Similarly, you can perform or queries with Python’s or keyword:

df[User.age > 21 or == ""]

All of these can be composed:

  User.age > 21 and ( == "" or
    User.full_name is None

Composing projections and filters

Filtering may be combined with projection. For example, you can select all the values for where the user is at least 21 years old as follows:

df: DataFrame[,, User.age]
projected = df[, User.age > 21]
# type(projected) == DataFrame[]

If you’d like to filter on a value and also return the value, you need to explicitly select it. You can amend the above example to include the User.age feature like so:

df: DataFrame[,, User.age]
projected = df[, User.age, User.age > 21]
# type(projected) == DataFrame[, User.age]

Performance (Vectorization, Laziness)

Chalk’s DataFrame is designed to support efficient operations across a variety of underlying data sources. DataFrame vectorizes scalar operations on data that is kept resident in memory. Chalk calls operations on data that is loaded into memory “strict execution”.

In coordination with Chalk’s Execution Engine, DataFrame is capable of pushing down filtering, projection, and aggregation operations to underlying data sources. Chalk calls this style of execution “lazy execution”.
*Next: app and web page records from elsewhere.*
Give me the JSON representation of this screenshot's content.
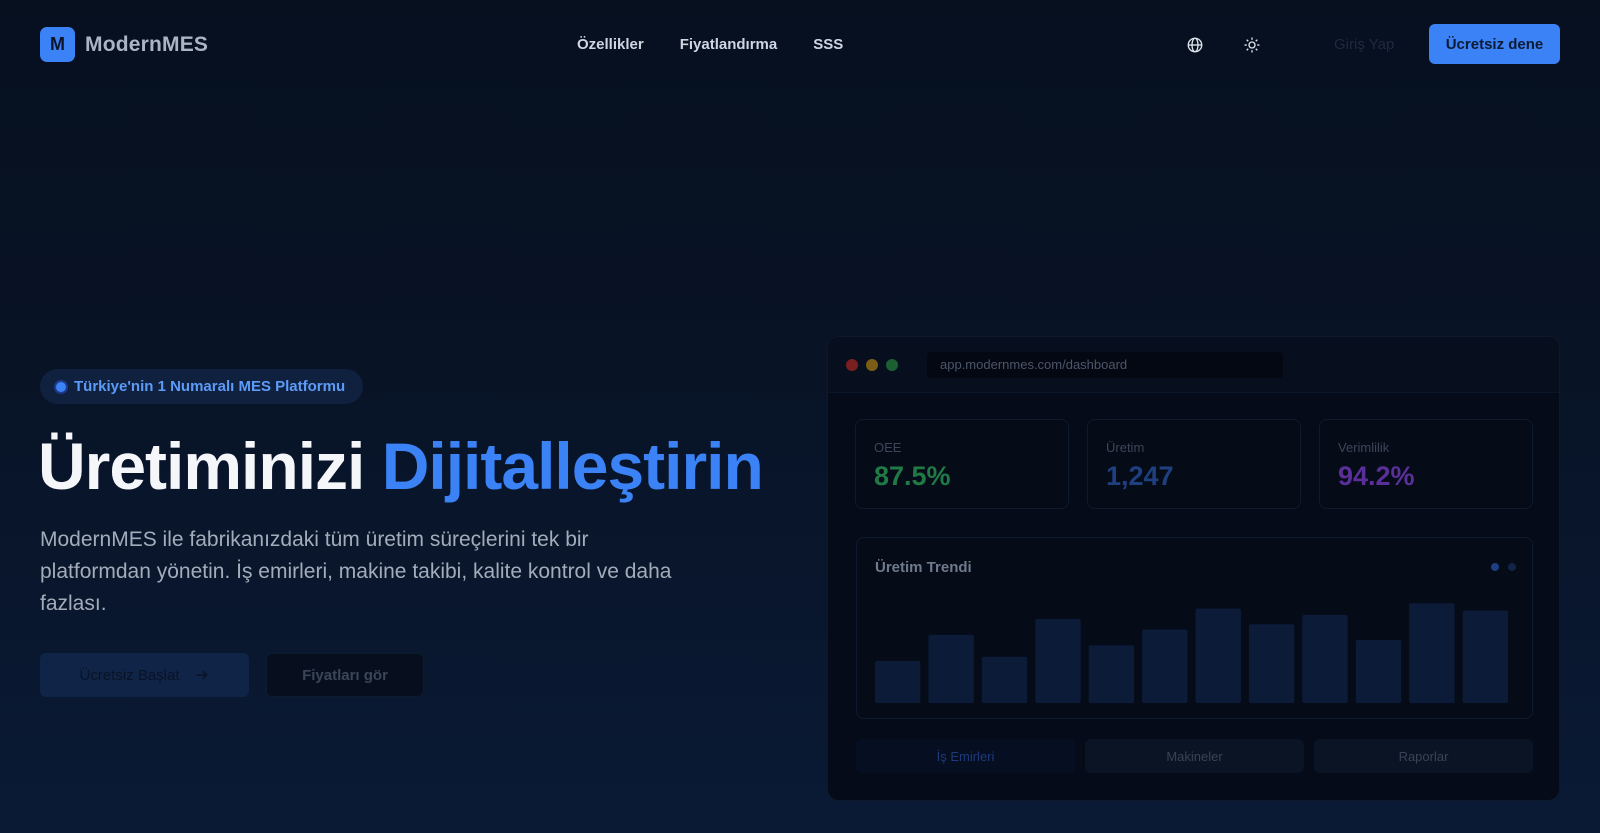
{
  "header": {
    "logo_letter": "M",
    "brand": "ModernMES",
    "nav": [
      {
        "label": "Özellikler"
      },
      {
        "label": "Fiyatlandırma"
      },
      {
        "label": "SSS"
      }
    ],
    "login_label": "Giriş Yap",
    "cta_label": "Ücretsiz dene",
    "icons": [
      "globe-icon",
      "sun-icon"
    ]
  },
  "hero": {
    "badge": "Türkiye'nin 1 Numaralı MES Platformu",
    "title_part1": "Üretiminizi ",
    "title_part2": "Dijitalleştirin",
    "description": "ModernMES ile fabrikanızdaki tüm üretim süreçlerini tek bir platformdan yönetin. İş emirleri, makine takibi, kalite kontrol ve daha fazlası.",
    "primary_button": "Ücretsiz Başlat",
    "secondary_button": "Fiyatları gör"
  },
  "dashboard": {
    "url": "app.modernmes.com/dashboard",
    "kpis": [
      {
        "label": "OEE",
        "value": "87.5%",
        "color": "#1f7a45"
      },
      {
        "label": "Üretim",
        "value": "1,247",
        "color": "#1e3f80"
      },
      {
        "label": "Verimlilik",
        "value": "94.2%",
        "color": "#5b2f9a"
      }
    ],
    "trend_title": "Üretim Trendi",
    "tabs": [
      {
        "label": "İş Emirleri",
        "color": "#1e3a7a"
      },
      {
        "label": "Makineler",
        "color": "#3a4354"
      },
      {
        "label": "Raporlar",
        "color": "#3a4354"
      }
    ]
  },
  "colors": {
    "accent": "#3b82f6",
    "background": "#081326",
    "bar": "#0c1b38"
  },
  "chart_data": {
    "type": "bar",
    "title": "Üretim Trendi",
    "categories": [
      "",
      "",
      "",
      "",
      "",
      "",
      "",
      "",
      "",
      "",
      "",
      ""
    ],
    "values": [
      40,
      65,
      44,
      80,
      55,
      70,
      90,
      75,
      84,
      60,
      95,
      88
    ],
    "ylim": [
      0,
      100
    ],
    "grid": false
  }
}
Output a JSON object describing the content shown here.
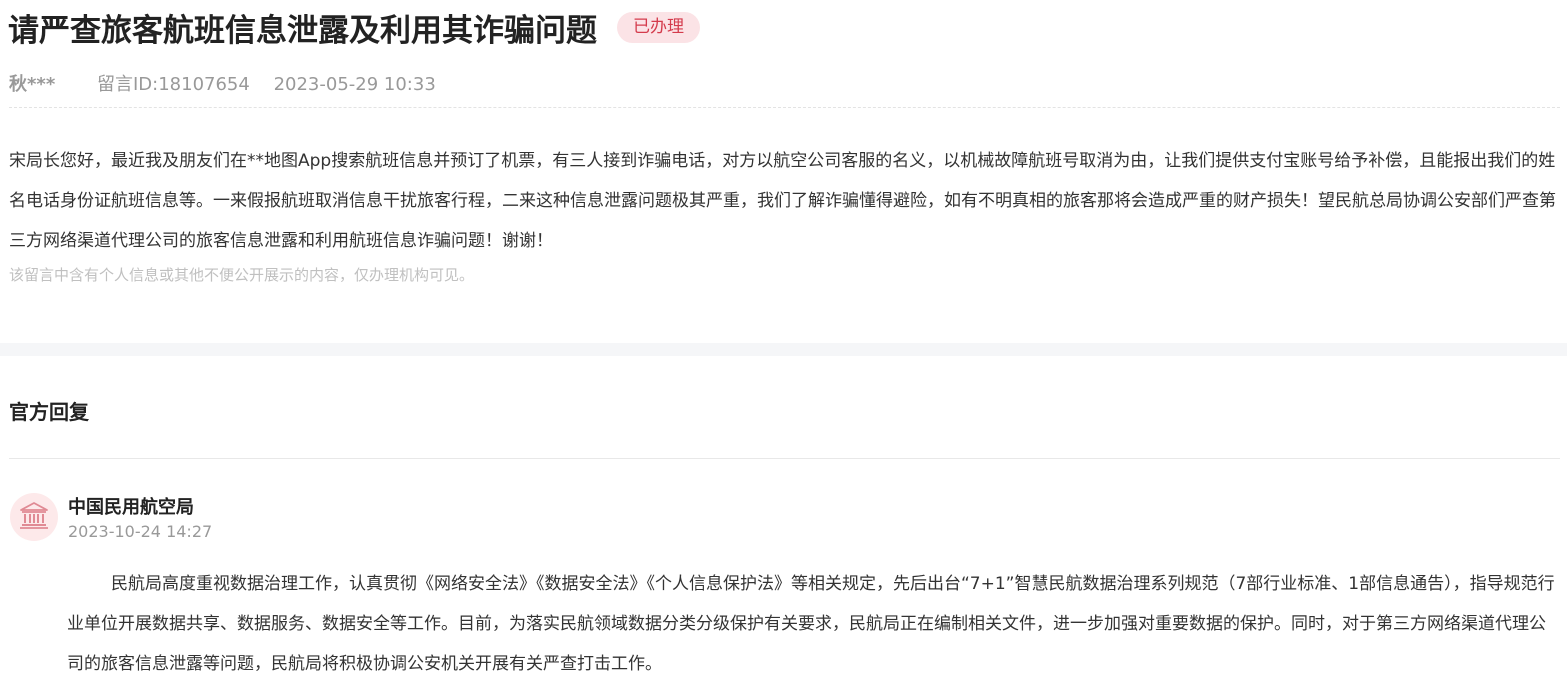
{
  "message": {
    "title": "请严查旅客航班信息泄露及利用其诈骗问题",
    "status": "已办理",
    "author": "秋***",
    "id_text": "留言ID:18107654",
    "time": "2023-05-29 10:33",
    "content": "宋局长您好，最近我及朋友们在**地图App搜索航班信息并预订了机票，有三人接到诈骗电话，对方以航空公司客服的名义，以机械故障航班号取消为由，让我们提供支付宝账号给予补偿，且能报出我们的姓名电话身份证航班信息等。一来假报航班取消信息干扰旅客行程，二来这种信息泄露问题极其严重，我们了解诈骗懂得避险，如有不明真相的旅客那将会造成严重的财产损失！望民航总局协调公安部们严查第三方网络渠道代理公司的旅客信息泄露和利用航班信息诈骗问题！谢谢！",
    "privacy_note": "该留言中含有个人信息或其他不便公开展示的内容，仅办理机构可见。"
  },
  "reply": {
    "heading": "官方回复",
    "avatar_icon": "government-building-icon",
    "org_name": "中国民用航空局",
    "time": "2023-10-24 14:27",
    "content": "民航局高度重视数据治理工作，认真贯彻《网络安全法》《数据安全法》《个人信息保护法》等相关规定，先后出台“7+1”智慧民航数据治理系列规范（7部行业标准、1部信息通告），指导规范行业单位开展数据共享、数据服务、数据安全等工作。目前，为落实民航领域数据分类分级保护有关要求，民航局正在编制相关文件，进一步加强对重要数据的保护。同时，对于第三方网络渠道代理公司的旅客信息泄露等问题，民航局将积极协调公安机关开展有关严查打击工作。"
  },
  "colors": {
    "accent": "#d43b4c",
    "badge_bg": "#fbe3e6",
    "avatar_bg": "#fde9ea",
    "muted": "#999999",
    "band": "#f5f6f8"
  }
}
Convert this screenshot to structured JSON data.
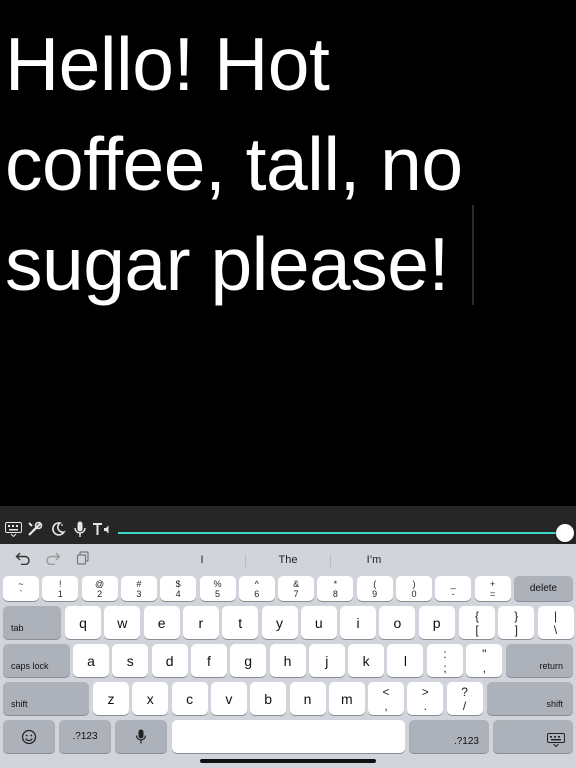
{
  "display": {
    "text": "Hello! Hot coffee, tall, no sugar please!"
  },
  "toolbar": {
    "icons": [
      "keyboard-icon",
      "tools-icon",
      "night-mode-icon",
      "microphone-icon",
      "text-to-speech-icon"
    ],
    "accent_color": "#3fd7c7"
  },
  "suggestions": {
    "words": [
      "I",
      "The",
      "I’m"
    ]
  },
  "keyboard": {
    "number_row": [
      {
        "top": "~",
        "bot": "`"
      },
      {
        "top": "!",
        "bot": "1"
      },
      {
        "top": "@",
        "bot": "2"
      },
      {
        "top": "#",
        "bot": "3"
      },
      {
        "top": "$",
        "bot": "4"
      },
      {
        "top": "%",
        "bot": "5"
      },
      {
        "top": "^",
        "bot": "6"
      },
      {
        "top": "&",
        "bot": "7"
      },
      {
        "top": "*",
        "bot": "8"
      },
      {
        "top": "(",
        "bot": "9"
      },
      {
        "top": ")",
        "bot": "0"
      },
      {
        "top": "_",
        "bot": "-"
      },
      {
        "top": "+",
        "bot": "="
      }
    ],
    "delete": "delete",
    "tab": "tab",
    "row1": [
      "q",
      "w",
      "e",
      "r",
      "t",
      "y",
      "u",
      "i",
      "o",
      "p"
    ],
    "row1_extra": [
      {
        "top": "{",
        "bot": "["
      },
      {
        "top": "}",
        "bot": "]"
      },
      {
        "top": "|",
        "bot": "\\"
      }
    ],
    "caps": "caps lock",
    "row2": [
      "a",
      "s",
      "d",
      "f",
      "g",
      "h",
      "j",
      "k",
      "l"
    ],
    "row2_extra": [
      {
        "top": ":",
        "bot": ";"
      },
      {
        "top": "\"",
        "bot": ","
      }
    ],
    "return": "return",
    "shift": "shift",
    "row3": [
      "z",
      "x",
      "c",
      "v",
      "b",
      "n",
      "m"
    ],
    "row3_extra": [
      {
        "top": "<",
        "bot": ","
      },
      {
        "top": ">",
        "bot": "."
      },
      {
        "top": "?",
        "bot": "/"
      }
    ],
    "numbers_label": ".?123"
  }
}
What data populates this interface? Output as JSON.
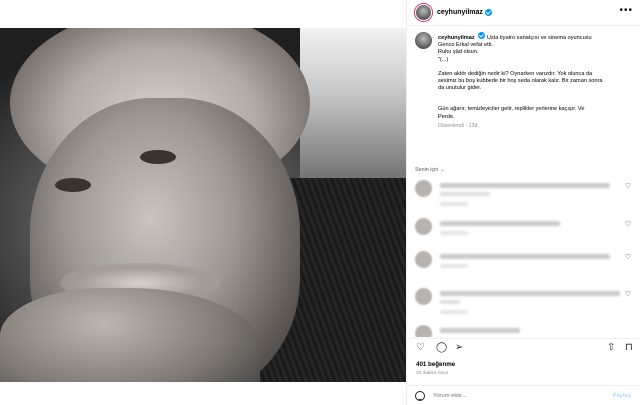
{
  "post": {
    "username": "ceyhunyilmaz",
    "photo_alt": "black and white portrait",
    "caption_lines": [
      "Usta tiyatro sanatçısı ve sinema oyuncusu",
      "Genco Erkal vefat etti.",
      "Ruhu şâd olsun.",
      "\"(...)"
    ],
    "caption_para2": [
      "Zaten aktör dediğin nedir ki? Oynarken varızdır. Yok olunca da",
      "sesimiz bu boş kubbede bir hoş seda olarak kalır. Bir zaman sonra",
      "da unutulur gider."
    ],
    "caption_para3": [
      "Gün ağarır, temizleyiciler gelir, replikler yerlerine kaçışır. Ve",
      "Perde."
    ],
    "edited": "Düzenlendi · 12d",
    "for_you": "Senin için",
    "likes": "401 beğenme",
    "time_ago": "20 dakika önce",
    "comment_placeholder": "Yorum ekle...",
    "post_button": "Paylaş"
  },
  "icons": {
    "more": "more-horizontal-icon",
    "heart": "heart-icon",
    "comment": "comment-icon",
    "share": "share-icon",
    "save": "bookmark-icon",
    "emoji": "emoji-icon"
  },
  "colors": {
    "accent": "#0095f6",
    "story_ring": "#d62976",
    "muted": "#8e8e8e"
  }
}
Suppose that we use a DataFrame to query a SQL source:

def get_return_count(
    transfers: User.transfers[Transfer.status == "returned", after(days_ago=60)]
) -> User.returned_transactions_last_60:
    return transfers.count()

This ultimately results in (approximately) the following SQL query being executed:

SELECT COUNT(*) from transfers
WHERE status = 'returned' and
transfers.ts > current_date - interval '60' day;

This “push down” mechanism in lazy computation helps make computationally expensive operations execute quickly, since Chalk only needs to load a single integer from the underlying data source, instead of potentially all Transfer rows.